[Material to process]

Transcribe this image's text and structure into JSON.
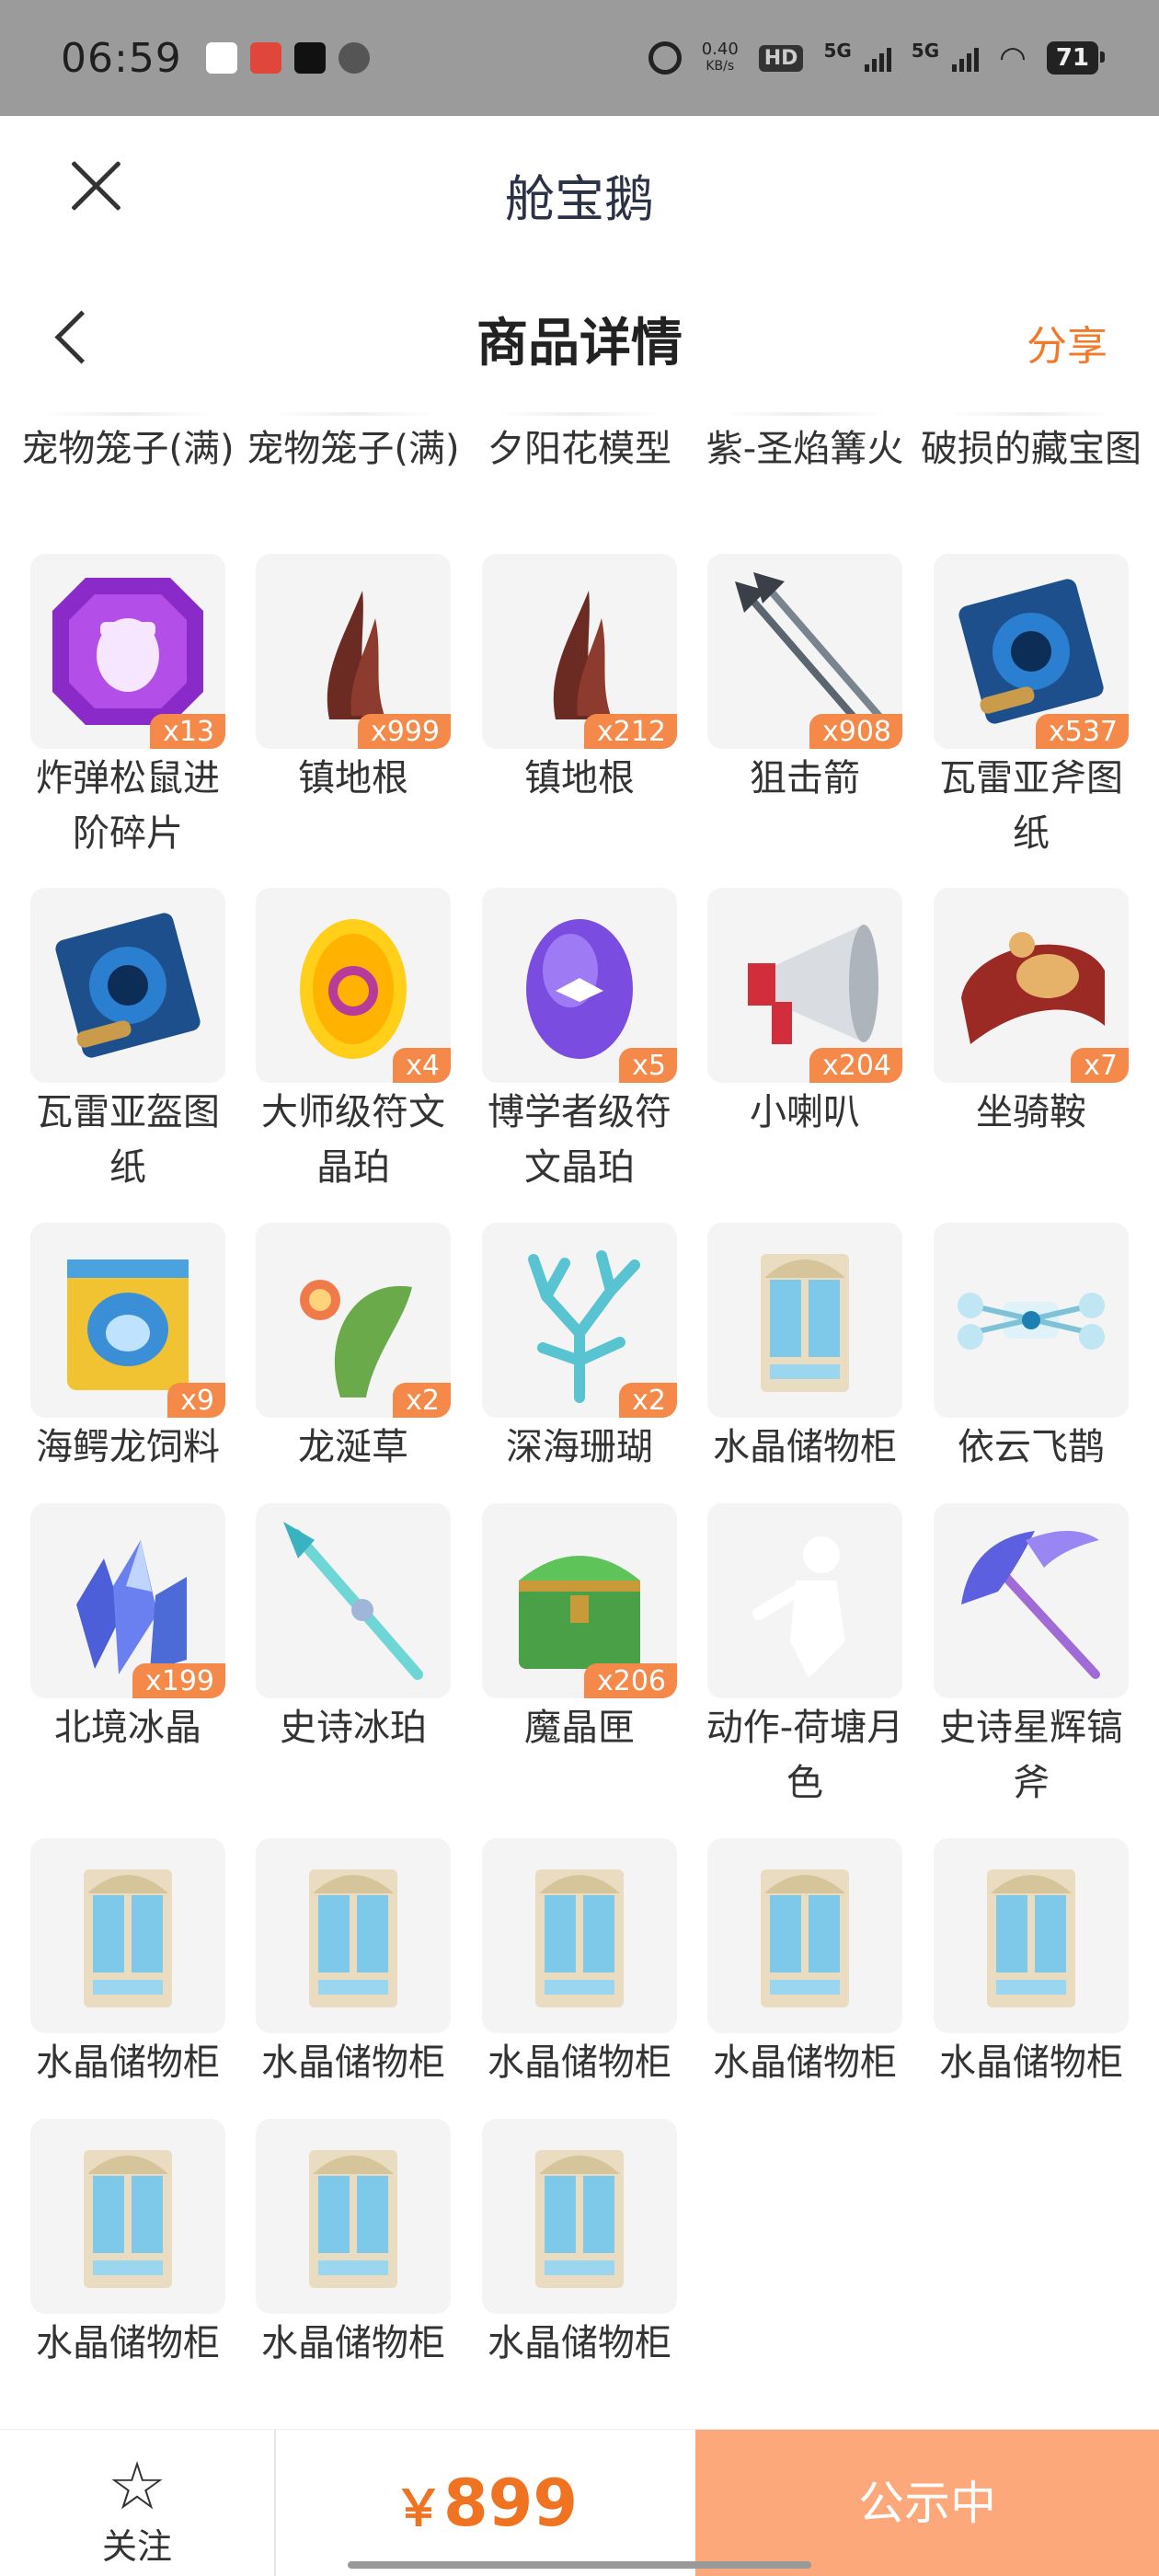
{
  "status_bar": {
    "time": "06:59",
    "speed": "0.40",
    "speed_unit": "KB/s",
    "hd": "HD",
    "net1": "5G",
    "net2": "5G",
    "battery": "71"
  },
  "mini_program": {
    "title": "舱宝鹅"
  },
  "page": {
    "title": "商品详情",
    "share": "分享"
  },
  "top_row": [
    "宠物笼子(满)",
    "宠物笼子(满)",
    "夕阳花模型",
    "紫-圣焰篝火",
    "破损的藏宝图"
  ],
  "items": [
    {
      "name": "炸弹松鼠进阶碎片",
      "count": "x13",
      "icon": "purple-gem-icon"
    },
    {
      "name": "镇地根",
      "count": "x999",
      "icon": "root-icon"
    },
    {
      "name": "镇地根",
      "count": "x212",
      "icon": "root-icon"
    },
    {
      "name": "狙击箭",
      "count": "x908",
      "icon": "arrows-icon"
    },
    {
      "name": "瓦雷亚斧图纸",
      "count": "x537",
      "icon": "blueprint-icon"
    },
    {
      "name": "瓦雷亚盔图纸",
      "count": "",
      "icon": "blueprint-icon"
    },
    {
      "name": "大师级符文晶珀",
      "count": "x4",
      "icon": "gold-egg-icon"
    },
    {
      "name": "博学者级符文晶珀",
      "count": "x5",
      "icon": "purple-egg-icon"
    },
    {
      "name": "小喇叭",
      "count": "x204",
      "icon": "megaphone-icon"
    },
    {
      "name": "坐骑鞍",
      "count": "x7",
      "icon": "saddle-icon"
    },
    {
      "name": "海鳄龙饲料",
      "count": "x9",
      "icon": "feed-bag-icon"
    },
    {
      "name": "龙涎草",
      "count": "x2",
      "icon": "plant-icon"
    },
    {
      "name": "深海珊瑚",
      "count": "x2",
      "icon": "coral-icon"
    },
    {
      "name": "水晶储物柜",
      "count": "",
      "icon": "cabinet-icon"
    },
    {
      "name": "依云飞鹊",
      "count": "",
      "icon": "drone-icon"
    },
    {
      "name": "北境冰晶",
      "count": "x199",
      "icon": "ice-crystal-icon"
    },
    {
      "name": "史诗冰珀",
      "count": "",
      "icon": "spear-icon"
    },
    {
      "name": "魔晶匣",
      "count": "x206",
      "icon": "chest-icon"
    },
    {
      "name": "动作-荷塘月色",
      "count": "",
      "icon": "dance-figure-icon"
    },
    {
      "name": "史诗星辉镐斧",
      "count": "",
      "icon": "pickaxe-icon"
    },
    {
      "name": "水晶储物柜",
      "count": "",
      "icon": "cabinet-icon"
    },
    {
      "name": "水晶储物柜",
      "count": "",
      "icon": "cabinet-icon"
    },
    {
      "name": "水晶储物柜",
      "count": "",
      "icon": "cabinet-icon"
    },
    {
      "name": "水晶储物柜",
      "count": "",
      "icon": "cabinet-icon"
    },
    {
      "name": "水晶储物柜",
      "count": "",
      "icon": "cabinet-icon"
    },
    {
      "name": "水晶储物柜",
      "count": "",
      "icon": "cabinet-icon"
    },
    {
      "name": "水晶储物柜",
      "count": "",
      "icon": "cabinet-icon"
    },
    {
      "name": "水晶储物柜",
      "count": "",
      "icon": "cabinet-icon"
    }
  ],
  "bottom": {
    "follow": "关注",
    "currency": "￥",
    "price": "899",
    "status": "公示中"
  },
  "colors": {
    "accent": "#f07322",
    "badge": "#f5894a",
    "status_button": "#fca87a"
  }
}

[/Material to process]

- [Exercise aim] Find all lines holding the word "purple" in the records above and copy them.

- [Reply to the exercise]
      "icon": "purple-gem-icon"
      "icon": "purple-egg-icon"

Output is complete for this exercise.